this is something i ask every year because i'm always hoping this is something that will happen. for the mobile devices, i assume it means like blackberries and specialized devices to give officers a connection to criminal databases. my hope is this also includes cell phones for officers -- >> it means a phone. >> they can use it for all of the above? >> it means a smart phone. >> is this related to fingerprint, being able to take fingerprints in the field also or is that different? >> you know, director griffin -- at some point in time the answer to everything is hopefully yes. now we're shopping for the smart phone that would best give us access and we're working closely with folks in the attorney general's office to figure out how we can clip that on a smart phone. the security is called fip, not secure enough on an i phone

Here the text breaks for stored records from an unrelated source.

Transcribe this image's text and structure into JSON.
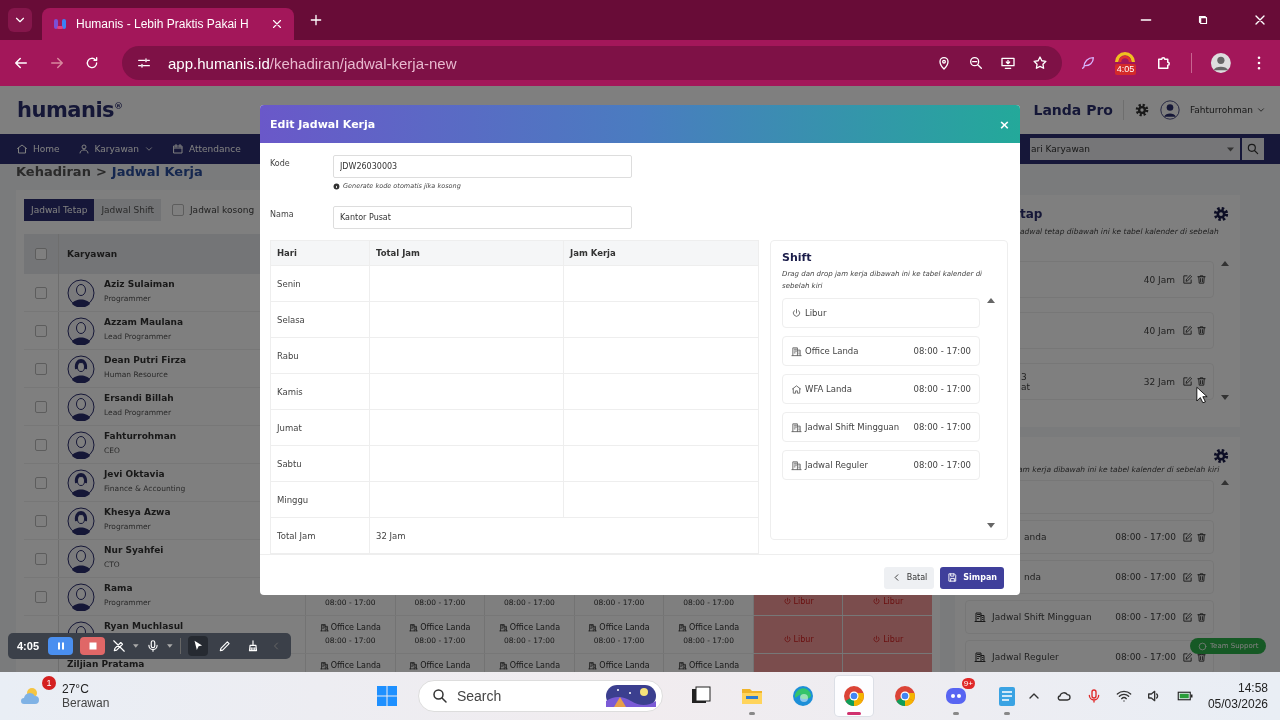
{
  "browser": {
    "tabs": [
      {
        "title": "Humanis - Lebih Praktis Pakai H",
        "selected": true
      }
    ],
    "url_host": "app.humanis.id",
    "url_path": "/kehadiran/jadwal-kerja-new",
    "forward_disabled": true,
    "extension_badge": "4:05"
  },
  "header": {
    "logo": "humanis",
    "logo_mark": "®",
    "company": "Landa Pro",
    "user": "Fahturrohman"
  },
  "nav": {
    "items": [
      {
        "kind": "home",
        "label": "Home",
        "dropdown": false
      },
      {
        "kind": "staff",
        "label": "Karyawan",
        "dropdown": true
      },
      {
        "kind": "attendance",
        "label": "Attendance",
        "dropdown": false
      }
    ],
    "search_placeholder": "ari Karyawan"
  },
  "breadcrumb": {
    "parent": "Kehadiran",
    "separator": ">",
    "current": "Jadwal Kerja"
  },
  "schedule": {
    "tabs": [
      {
        "label": "Jadwal Tetap",
        "selected": true
      },
      {
        "label": "Jadwal Shift",
        "selected": false
      }
    ],
    "empty_filter": {
      "label": "Jadwal kosong",
      "checked": false
    },
    "all_checked": false,
    "column": "Karyawan",
    "rows": [
      {
        "name": "Aziz Sulaiman",
        "role": "Programmer",
        "kind": "male",
        "checked": false
      },
      {
        "name": "Azzam Maulana",
        "role": "Lead Programmer",
        "kind": "male",
        "checked": false
      },
      {
        "name": "Dean Putri Firza",
        "role": "Human Resource",
        "kind": "female",
        "checked": false
      },
      {
        "name": "Ersandi Billah",
        "role": "Lead Programmer",
        "kind": "male",
        "checked": false
      },
      {
        "name": "Fahturrohman",
        "role": "CEO",
        "kind": "male",
        "checked": false
      },
      {
        "name": "Jevi Oktavia",
        "role": "Finance & Accounting",
        "kind": "female",
        "checked": false
      },
      {
        "name": "Khesya Azwa",
        "role": "Programmer",
        "kind": "female",
        "checked": false
      },
      {
        "name": "Nur Syahfei",
        "role": "CTO",
        "kind": "male",
        "checked": false
      },
      {
        "name": "Rama",
        "role": "Programmer",
        "kind": "male",
        "checked": false,
        "cells": [
          {
            "kind": "shift",
            "time": "08:00 - 17:00"
          },
          {
            "kind": "shift",
            "time": "08:00 - 17:00"
          },
          {
            "kind": "shift",
            "time": "08:00 - 17:00"
          },
          {
            "kind": "shift",
            "time": "08:00 - 17:00"
          },
          {
            "kind": "shift",
            "time": "08:00 - 17:00"
          },
          {
            "kind": "off",
            "label": "Libur"
          },
          {
            "kind": "off",
            "label": "Libur"
          }
        ]
      },
      {
        "name": "Ryan Muchlasul",
        "kind": "male",
        "cells": [
          {
            "kind": "shift",
            "name": "Office Landa",
            "time": "08:00 - 17:00"
          },
          {
            "kind": "shift",
            "name": "Office Landa",
            "time": "08:00 - 17:00"
          },
          {
            "kind": "shift",
            "name": "Office Landa",
            "time": "08:00 - 17:00"
          },
          {
            "kind": "shift",
            "name": "Office Landa",
            "time": "08:00 - 17:00"
          },
          {
            "kind": "shift",
            "name": "Office Landa",
            "time": "08:00 - 17:00"
          },
          {
            "kind": "off",
            "label": "Libur"
          },
          {
            "kind": "off",
            "label": "Libur"
          }
        ]
      },
      {
        "name": "Ziljian Pratama",
        "cells": [
          {
            "kind": "shift",
            "name": "Office Landa"
          },
          {
            "kind": "shift",
            "name": "Office Landa"
          },
          {
            "kind": "shift",
            "name": "Office Landa"
          },
          {
            "kind": "shift",
            "name": "Office Landa"
          },
          {
            "kind": "shift",
            "name": "Office Landa"
          },
          {
            "kind": "off"
          },
          {
            "kind": "off"
          }
        ]
      }
    ]
  },
  "fixed_panel": {
    "title": "tap",
    "hint": "adwal tetap dibawah ini ke tabel kalender di sebelah",
    "items": [
      {
        "hours": "40 Jam"
      },
      {
        "hours": "40 Jam"
      },
      {
        "lines": [
          "3",
          "at"
        ],
        "hours": "32 Jam"
      }
    ]
  },
  "shift_panel": {
    "hint": "am kerja dibawah ini ke tabel kalender di sebelah kiri",
    "items": [
      {
        "kind": "clipped"
      },
      {
        "kind": "clipped",
        "label": "anda",
        "time": "08:00 - 17:00"
      },
      {
        "kind": "clipped",
        "label": "nda",
        "time": "08:00 - 17:00"
      },
      {
        "kind": "office",
        "label": "Jadwal Shift Mingguan",
        "time": "08:00 - 17:00"
      },
      {
        "kind": "office",
        "label": "Jadwal Reguler",
        "time": "08:00 - 17:00"
      }
    ]
  },
  "support_button": "Team Support",
  "dialog": {
    "title": "Edit Jadwal Kerja",
    "close": "×",
    "fields": [
      {
        "label": "Kode",
        "value": "JDW26030003",
        "hint": "Generate kode otomatis jika kosong"
      },
      {
        "label": "Nama",
        "value": "Kantor Pusat"
      }
    ],
    "table": {
      "columns": [
        "Hari",
        "Total Jam",
        "Jam Kerja"
      ],
      "days": [
        "Senin",
        "Selasa",
        "Rabu",
        "Kamis",
        "Jumat",
        "Sabtu",
        "Minggu"
      ],
      "total_label": "Total Jam",
      "total_value": "32 Jam"
    },
    "shift": {
      "title": "Shift",
      "hint": "Drag dan drop jam kerja dibawah ini ke tabel kalender di sebelah kiri",
      "items": [
        {
          "kind": "off",
          "label": "Libur"
        },
        {
          "kind": "office",
          "label": "Office Landa",
          "time": "08:00 - 17:00"
        },
        {
          "kind": "remote",
          "label": "WFA Landa",
          "time": "08:00 - 17:00"
        },
        {
          "kind": "office",
          "label": "Jadwal Shift Mingguan",
          "time": "08:00 - 17:00"
        },
        {
          "kind": "office",
          "label": "Jadwal Reguler",
          "time": "08:00 - 17:00"
        }
      ]
    },
    "buttons": [
      {
        "kind": "back",
        "label": "Batal"
      },
      {
        "kind": "save",
        "label": "Simpan"
      }
    ]
  },
  "recorder": {
    "time": "4:05",
    "tools": [
      {
        "kind": "pointer",
        "selected": true
      },
      {
        "kind": "pencil",
        "selected": false
      },
      {
        "kind": "broom",
        "selected": false
      }
    ]
  },
  "taskbar": {
    "weather": {
      "temp": "27°C",
      "text": "Berawan",
      "badge": "1"
    },
    "search": "Search",
    "apps": [
      {
        "kind": "task-view",
        "running": false,
        "active": false
      },
      {
        "kind": "folder",
        "running": true,
        "active": false
      },
      {
        "kind": "swirl",
        "running": false,
        "active": false
      },
      {
        "kind": "browser",
        "running": true,
        "active": true
      },
      {
        "kind": "browser",
        "running": false,
        "active": false
      },
      {
        "kind": "chat",
        "running": true,
        "active": false,
        "badge": "9+"
      },
      {
        "kind": "notepad",
        "running": true,
        "active": false
      }
    ],
    "clock": {
      "time": "14:58",
      "date": "05/03/2026"
    }
  }
}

which is just as well because it would be outside of our price range. [speaker not understood]. it appears that an android type smart phone would be capable. san diego had it out, but it didn't meet the [speaker not understood] requirement so they were told they had to take it back again. so, right now we believe that there is a mobile oracle map that matches with our data warehouse at the very least take the crimes out of warehouse and allow the officers to have a phone. and as we get more access, again, all the rules with regard to criminal justice information were all written before there was the ability to get things electronically. so, we're engaged in those conversations, but yes, fingerprints, however, would be clep data. it's all a work in progress, all part of the plan. >> thank you. and just [speaker not understood], i think it would

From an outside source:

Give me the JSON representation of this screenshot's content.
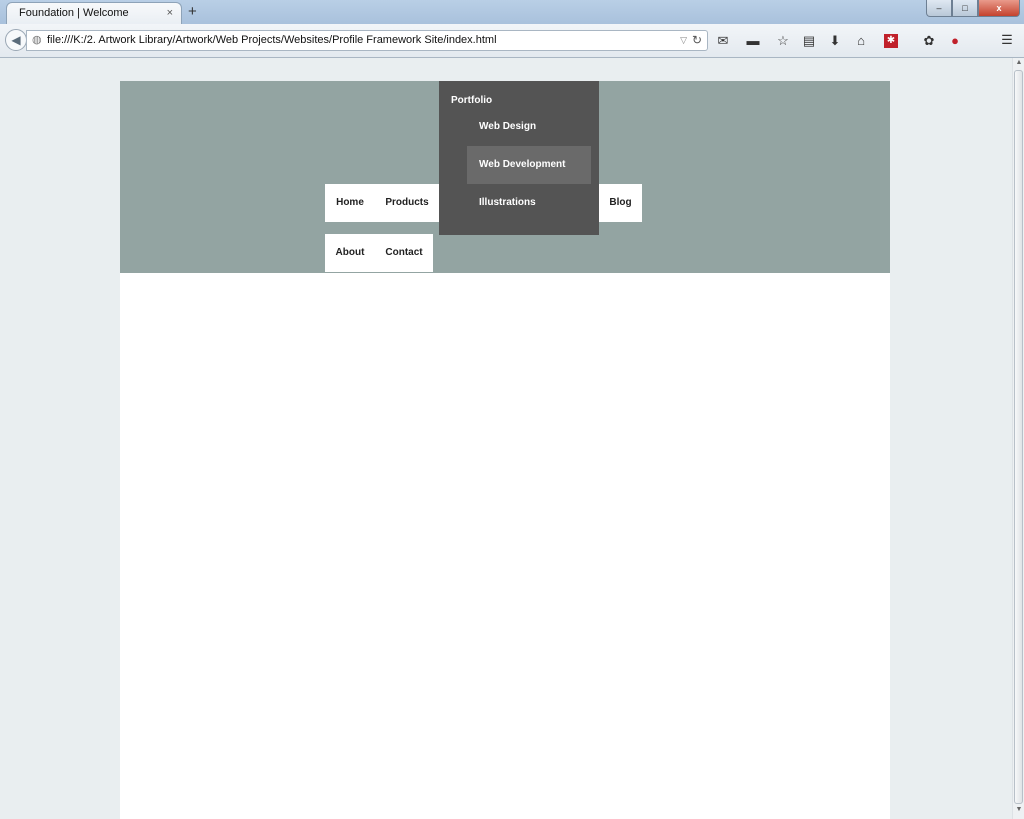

be great to have mobile devices that will allow the officers to access [speaker not understood] line and include as many of those related language budget items as possible. do think the mayor's office and board of supervisors would be receptive to that piece. >> it will. >> thank you. >> dr. marshall. >> wonderful presentation, great. i've seen a lot of these and go right to the top. it looks like the two-year budgeting idea was a good one. it allows you to -- gives you a little planning and you can tweak things here. this also allows you to see where your ideas and your priorities lie for the next year. i like this a lot, the sworn hiring plan. it's interesting to see where we would have been [speaker not understood] by the middle of what, june?

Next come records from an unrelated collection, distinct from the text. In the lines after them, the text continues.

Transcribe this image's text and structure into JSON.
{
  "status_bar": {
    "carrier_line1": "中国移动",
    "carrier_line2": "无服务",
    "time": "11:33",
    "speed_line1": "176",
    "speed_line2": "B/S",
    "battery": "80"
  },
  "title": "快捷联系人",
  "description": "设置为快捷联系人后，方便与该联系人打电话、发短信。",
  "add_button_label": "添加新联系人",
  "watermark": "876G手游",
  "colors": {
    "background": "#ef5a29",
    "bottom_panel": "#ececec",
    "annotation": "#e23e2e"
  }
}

we've been down to 14 80 officers, 500 away. my only thought here, i just want to make sure this is true. in terms of reaching full duty by december 2018, if these [speaker not understood] academy classes are projected to be, i'm assuming this takes an anticipated retirement, right? >> yes, it does. >> just want to make sure. thank you. >> for our timeline, when do we get to see the actual proposed budget? this is a presentation that summarizes budget -- the budget plan. when do we get proposed budgeter? do we not see it for two years? >> next week. >> we're still awaiting some members from the mayor's office and from some of our other departments. but next week. >> essentially, this is what it looks -- >> essentially this is what it looks like. we haven't loaded it into the budget system.